**Recorded data:**
#####
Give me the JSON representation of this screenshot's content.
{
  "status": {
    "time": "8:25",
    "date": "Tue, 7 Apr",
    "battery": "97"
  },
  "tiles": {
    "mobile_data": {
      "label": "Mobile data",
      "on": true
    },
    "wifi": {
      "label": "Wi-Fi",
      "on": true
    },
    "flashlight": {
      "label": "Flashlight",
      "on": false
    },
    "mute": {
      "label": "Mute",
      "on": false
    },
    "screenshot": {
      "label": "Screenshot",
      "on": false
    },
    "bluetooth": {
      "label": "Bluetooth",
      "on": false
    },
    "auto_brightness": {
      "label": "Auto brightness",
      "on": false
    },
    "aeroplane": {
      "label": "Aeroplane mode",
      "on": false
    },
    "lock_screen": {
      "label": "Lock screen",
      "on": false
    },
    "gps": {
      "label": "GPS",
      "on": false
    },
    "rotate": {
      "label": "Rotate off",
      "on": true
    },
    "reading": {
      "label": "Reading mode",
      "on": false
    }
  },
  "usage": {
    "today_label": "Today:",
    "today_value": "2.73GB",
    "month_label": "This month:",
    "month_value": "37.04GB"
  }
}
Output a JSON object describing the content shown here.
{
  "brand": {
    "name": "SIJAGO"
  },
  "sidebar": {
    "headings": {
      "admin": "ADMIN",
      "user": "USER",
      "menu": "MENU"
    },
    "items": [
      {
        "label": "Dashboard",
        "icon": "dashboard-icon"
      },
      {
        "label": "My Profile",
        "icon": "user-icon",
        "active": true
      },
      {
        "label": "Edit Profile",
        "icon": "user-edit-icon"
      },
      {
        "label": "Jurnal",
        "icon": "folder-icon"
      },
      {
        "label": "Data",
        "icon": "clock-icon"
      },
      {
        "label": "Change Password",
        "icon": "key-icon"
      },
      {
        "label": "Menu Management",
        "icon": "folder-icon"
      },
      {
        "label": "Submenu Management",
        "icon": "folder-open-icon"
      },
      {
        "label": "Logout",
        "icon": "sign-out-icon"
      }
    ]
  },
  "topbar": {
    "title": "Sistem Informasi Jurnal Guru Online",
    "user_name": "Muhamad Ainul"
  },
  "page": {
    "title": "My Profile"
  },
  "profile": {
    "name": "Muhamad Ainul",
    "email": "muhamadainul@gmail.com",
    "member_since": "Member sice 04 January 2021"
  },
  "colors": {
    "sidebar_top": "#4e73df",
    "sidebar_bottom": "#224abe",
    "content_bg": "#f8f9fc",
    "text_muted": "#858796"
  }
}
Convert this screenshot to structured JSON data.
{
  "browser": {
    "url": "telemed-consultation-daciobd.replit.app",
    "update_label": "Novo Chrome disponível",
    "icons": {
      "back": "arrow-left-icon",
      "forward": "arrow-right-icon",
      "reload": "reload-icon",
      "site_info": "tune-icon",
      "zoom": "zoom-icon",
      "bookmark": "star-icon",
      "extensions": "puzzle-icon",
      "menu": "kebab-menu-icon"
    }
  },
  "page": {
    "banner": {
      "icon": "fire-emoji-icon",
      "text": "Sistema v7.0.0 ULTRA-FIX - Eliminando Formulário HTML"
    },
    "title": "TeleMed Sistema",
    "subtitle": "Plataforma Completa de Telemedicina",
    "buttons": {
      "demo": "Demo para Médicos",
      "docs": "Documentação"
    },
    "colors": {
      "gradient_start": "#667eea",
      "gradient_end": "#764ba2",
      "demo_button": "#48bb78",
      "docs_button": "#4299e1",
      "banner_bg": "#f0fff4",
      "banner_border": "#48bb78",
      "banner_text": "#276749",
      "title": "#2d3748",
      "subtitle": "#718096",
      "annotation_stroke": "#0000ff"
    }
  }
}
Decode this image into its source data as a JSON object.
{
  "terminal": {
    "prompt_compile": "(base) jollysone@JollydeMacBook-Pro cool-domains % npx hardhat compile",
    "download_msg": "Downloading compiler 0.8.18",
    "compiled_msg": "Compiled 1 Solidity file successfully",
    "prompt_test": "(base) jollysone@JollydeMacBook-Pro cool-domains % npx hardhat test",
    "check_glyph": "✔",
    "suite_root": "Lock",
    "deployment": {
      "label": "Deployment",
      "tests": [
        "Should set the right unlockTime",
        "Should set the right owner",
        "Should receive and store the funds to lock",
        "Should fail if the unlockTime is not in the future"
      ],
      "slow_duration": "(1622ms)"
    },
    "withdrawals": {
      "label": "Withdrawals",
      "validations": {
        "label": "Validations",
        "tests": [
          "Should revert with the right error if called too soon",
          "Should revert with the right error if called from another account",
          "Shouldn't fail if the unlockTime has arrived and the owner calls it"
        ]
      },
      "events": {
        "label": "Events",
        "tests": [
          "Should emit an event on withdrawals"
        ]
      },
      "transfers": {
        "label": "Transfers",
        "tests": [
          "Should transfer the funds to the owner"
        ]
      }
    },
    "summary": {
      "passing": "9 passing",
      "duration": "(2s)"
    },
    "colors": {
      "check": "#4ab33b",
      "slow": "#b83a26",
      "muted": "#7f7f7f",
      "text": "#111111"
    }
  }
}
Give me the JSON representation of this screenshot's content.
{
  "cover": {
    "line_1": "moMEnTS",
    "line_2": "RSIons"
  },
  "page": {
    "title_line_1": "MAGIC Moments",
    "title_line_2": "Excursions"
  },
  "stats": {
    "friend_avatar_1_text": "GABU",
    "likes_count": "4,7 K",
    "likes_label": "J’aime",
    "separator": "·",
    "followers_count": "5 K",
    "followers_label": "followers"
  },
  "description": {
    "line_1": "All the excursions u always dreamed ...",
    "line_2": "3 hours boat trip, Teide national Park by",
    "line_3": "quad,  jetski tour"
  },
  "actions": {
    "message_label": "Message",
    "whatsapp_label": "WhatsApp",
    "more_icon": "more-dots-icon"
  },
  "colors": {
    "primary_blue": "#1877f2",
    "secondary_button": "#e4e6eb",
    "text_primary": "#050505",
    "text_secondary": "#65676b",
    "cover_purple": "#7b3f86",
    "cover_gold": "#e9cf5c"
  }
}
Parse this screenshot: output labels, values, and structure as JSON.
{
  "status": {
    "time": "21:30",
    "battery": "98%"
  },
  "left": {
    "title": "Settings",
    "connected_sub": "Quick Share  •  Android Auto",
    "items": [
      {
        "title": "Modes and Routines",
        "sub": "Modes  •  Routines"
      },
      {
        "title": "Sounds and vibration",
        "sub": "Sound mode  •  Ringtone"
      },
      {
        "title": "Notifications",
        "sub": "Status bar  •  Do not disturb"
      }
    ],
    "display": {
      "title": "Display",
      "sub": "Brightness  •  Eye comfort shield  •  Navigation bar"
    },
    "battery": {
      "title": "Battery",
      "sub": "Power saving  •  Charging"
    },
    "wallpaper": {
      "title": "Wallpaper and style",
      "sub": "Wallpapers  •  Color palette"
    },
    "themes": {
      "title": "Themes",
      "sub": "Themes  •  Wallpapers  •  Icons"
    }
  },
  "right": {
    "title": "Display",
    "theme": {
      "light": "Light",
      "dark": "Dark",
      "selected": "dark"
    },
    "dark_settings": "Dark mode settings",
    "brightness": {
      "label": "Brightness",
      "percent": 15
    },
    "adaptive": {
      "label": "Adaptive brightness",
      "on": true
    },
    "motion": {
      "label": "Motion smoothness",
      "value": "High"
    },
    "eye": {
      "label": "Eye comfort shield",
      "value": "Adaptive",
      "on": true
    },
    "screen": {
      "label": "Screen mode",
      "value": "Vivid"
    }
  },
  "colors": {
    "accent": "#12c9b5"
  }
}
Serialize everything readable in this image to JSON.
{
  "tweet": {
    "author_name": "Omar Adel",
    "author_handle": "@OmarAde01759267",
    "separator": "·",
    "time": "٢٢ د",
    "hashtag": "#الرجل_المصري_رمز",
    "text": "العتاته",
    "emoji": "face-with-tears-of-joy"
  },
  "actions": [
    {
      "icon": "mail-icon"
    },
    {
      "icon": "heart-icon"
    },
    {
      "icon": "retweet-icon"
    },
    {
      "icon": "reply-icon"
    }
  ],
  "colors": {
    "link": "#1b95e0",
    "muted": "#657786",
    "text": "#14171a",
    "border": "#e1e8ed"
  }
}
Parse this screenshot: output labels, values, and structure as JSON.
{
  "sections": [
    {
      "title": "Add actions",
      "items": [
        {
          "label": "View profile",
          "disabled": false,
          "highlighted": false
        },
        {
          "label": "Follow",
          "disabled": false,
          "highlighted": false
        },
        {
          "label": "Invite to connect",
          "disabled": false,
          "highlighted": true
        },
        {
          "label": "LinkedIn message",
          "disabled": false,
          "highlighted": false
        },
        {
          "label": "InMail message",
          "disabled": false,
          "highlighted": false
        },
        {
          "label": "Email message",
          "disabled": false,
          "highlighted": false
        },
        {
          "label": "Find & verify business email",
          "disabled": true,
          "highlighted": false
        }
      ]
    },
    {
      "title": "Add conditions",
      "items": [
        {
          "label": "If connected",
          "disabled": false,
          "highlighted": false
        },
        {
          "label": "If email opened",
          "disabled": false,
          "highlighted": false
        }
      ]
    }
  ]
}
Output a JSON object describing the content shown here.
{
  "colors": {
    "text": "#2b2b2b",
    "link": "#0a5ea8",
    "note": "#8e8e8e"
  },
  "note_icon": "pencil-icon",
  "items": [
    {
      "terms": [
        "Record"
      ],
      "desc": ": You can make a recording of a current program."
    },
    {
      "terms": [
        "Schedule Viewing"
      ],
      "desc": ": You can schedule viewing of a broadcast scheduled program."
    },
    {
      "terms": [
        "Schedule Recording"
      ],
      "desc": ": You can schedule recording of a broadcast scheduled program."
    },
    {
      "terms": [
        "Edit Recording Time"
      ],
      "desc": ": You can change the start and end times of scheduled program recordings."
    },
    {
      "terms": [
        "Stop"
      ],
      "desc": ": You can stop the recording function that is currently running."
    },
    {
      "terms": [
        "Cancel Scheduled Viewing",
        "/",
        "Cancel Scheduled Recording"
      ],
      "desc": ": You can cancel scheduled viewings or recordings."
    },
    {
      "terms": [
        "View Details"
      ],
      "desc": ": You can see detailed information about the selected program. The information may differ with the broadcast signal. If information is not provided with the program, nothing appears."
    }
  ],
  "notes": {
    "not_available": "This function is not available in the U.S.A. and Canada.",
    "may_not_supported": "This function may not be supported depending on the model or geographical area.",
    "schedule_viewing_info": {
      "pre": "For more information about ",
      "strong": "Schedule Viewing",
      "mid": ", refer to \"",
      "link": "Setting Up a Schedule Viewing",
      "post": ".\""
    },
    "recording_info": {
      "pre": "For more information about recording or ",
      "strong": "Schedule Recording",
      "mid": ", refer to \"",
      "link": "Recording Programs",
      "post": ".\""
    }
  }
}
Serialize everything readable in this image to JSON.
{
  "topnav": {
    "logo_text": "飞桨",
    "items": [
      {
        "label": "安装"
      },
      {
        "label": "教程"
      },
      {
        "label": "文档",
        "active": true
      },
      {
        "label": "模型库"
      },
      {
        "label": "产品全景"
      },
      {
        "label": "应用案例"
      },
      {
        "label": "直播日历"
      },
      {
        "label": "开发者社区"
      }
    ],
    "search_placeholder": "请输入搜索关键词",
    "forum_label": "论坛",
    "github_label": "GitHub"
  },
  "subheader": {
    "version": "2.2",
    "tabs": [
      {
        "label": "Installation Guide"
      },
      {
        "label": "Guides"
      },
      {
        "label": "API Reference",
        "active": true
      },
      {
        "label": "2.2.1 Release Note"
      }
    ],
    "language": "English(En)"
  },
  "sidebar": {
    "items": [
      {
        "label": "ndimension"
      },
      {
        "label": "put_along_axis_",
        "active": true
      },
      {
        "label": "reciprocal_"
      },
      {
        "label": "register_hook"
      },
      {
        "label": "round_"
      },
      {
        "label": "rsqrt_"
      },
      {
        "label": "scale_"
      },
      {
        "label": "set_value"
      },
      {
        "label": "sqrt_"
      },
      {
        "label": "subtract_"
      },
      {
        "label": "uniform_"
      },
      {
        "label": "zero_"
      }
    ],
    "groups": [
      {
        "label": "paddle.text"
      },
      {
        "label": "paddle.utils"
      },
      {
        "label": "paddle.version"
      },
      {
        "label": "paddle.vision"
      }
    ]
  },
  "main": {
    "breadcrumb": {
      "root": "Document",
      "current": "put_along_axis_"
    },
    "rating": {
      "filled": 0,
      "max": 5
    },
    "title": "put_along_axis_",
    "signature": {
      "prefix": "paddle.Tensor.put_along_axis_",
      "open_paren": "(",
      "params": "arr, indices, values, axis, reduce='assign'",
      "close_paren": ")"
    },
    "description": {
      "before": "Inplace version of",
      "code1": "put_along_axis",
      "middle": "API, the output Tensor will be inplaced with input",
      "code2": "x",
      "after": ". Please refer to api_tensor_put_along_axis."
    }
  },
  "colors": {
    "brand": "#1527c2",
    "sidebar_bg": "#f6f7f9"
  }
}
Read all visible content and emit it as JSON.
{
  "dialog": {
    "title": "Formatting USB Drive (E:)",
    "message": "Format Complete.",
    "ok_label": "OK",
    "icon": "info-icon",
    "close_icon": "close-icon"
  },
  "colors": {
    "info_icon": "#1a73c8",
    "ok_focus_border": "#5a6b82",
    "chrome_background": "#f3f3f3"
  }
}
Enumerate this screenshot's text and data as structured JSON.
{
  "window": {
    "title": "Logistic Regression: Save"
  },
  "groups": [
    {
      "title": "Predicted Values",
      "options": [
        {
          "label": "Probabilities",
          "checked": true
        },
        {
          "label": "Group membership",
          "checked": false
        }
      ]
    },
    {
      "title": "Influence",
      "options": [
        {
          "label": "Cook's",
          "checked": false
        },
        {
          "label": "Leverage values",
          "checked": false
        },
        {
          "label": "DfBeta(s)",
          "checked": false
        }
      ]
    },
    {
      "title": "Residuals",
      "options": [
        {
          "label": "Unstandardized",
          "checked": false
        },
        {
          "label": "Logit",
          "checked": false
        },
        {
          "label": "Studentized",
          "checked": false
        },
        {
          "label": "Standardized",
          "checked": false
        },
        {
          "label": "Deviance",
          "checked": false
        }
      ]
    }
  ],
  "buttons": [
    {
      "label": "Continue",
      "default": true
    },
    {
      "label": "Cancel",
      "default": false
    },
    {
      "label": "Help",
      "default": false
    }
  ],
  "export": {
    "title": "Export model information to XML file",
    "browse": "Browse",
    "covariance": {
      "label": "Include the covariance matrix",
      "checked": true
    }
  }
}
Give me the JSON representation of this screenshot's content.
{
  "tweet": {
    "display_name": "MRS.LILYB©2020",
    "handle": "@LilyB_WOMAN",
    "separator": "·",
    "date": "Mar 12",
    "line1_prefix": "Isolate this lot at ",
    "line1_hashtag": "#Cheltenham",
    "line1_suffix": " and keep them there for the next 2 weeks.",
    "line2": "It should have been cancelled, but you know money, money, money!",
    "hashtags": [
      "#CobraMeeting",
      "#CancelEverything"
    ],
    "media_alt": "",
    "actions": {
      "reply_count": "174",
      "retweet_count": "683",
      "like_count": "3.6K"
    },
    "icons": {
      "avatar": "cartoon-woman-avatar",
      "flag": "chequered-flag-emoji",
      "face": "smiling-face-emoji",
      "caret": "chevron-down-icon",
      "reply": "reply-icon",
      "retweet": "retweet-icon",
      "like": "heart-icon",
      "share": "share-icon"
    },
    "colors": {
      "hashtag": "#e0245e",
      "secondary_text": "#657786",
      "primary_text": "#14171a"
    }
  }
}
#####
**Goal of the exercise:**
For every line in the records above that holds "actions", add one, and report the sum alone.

**Written reply:**
4